• Your objective
Go through the records below and show every line with the string "puppy".

• Provided entries
━━━━━━━━━━

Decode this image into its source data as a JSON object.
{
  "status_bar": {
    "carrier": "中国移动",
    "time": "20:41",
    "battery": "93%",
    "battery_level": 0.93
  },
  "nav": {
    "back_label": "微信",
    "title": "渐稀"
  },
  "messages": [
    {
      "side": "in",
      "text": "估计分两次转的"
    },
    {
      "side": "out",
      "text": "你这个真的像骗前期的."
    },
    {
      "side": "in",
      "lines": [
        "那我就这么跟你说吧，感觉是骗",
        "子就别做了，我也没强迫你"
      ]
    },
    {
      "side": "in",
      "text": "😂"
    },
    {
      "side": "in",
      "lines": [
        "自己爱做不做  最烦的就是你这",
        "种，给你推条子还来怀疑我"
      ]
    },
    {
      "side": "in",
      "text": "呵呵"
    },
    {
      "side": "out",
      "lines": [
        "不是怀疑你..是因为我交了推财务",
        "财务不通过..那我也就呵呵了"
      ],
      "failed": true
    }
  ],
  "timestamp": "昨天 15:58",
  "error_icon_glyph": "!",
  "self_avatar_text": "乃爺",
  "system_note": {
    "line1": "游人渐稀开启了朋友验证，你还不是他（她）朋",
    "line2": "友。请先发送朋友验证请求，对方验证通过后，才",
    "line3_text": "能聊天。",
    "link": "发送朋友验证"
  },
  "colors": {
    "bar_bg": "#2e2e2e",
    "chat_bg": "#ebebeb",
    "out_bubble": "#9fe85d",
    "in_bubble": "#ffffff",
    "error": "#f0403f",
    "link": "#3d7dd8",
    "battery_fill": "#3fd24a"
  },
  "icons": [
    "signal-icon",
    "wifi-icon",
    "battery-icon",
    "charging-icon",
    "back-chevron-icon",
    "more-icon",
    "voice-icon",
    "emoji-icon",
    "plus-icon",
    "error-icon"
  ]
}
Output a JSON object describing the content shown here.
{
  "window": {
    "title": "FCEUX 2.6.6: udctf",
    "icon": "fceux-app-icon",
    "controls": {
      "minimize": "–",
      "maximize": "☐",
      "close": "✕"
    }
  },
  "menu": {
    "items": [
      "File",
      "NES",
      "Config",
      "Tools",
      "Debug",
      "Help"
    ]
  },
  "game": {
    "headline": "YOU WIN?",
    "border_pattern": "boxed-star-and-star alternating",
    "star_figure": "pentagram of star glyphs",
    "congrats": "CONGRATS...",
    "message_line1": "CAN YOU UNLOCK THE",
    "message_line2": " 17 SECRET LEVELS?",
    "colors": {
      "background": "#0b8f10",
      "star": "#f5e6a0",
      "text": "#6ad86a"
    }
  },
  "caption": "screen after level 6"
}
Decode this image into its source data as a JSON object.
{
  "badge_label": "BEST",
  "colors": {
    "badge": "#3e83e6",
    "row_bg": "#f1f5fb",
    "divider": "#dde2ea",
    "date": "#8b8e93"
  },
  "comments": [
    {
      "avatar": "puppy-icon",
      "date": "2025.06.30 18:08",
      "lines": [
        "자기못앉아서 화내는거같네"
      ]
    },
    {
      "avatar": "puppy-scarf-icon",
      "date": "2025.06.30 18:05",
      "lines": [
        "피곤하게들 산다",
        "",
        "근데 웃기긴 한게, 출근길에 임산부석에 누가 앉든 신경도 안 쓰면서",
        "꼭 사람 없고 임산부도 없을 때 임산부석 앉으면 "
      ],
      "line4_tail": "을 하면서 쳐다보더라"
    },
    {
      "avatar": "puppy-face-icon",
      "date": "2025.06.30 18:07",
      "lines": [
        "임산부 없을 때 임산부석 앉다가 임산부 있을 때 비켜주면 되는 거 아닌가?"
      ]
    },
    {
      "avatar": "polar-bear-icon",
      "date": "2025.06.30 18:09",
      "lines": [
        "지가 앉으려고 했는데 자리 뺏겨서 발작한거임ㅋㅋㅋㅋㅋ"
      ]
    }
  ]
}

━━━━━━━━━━

• Response
      "avatar": "puppy-icon",
      "avatar": "puppy-scarf-icon",
      "avatar": "puppy-face-icon",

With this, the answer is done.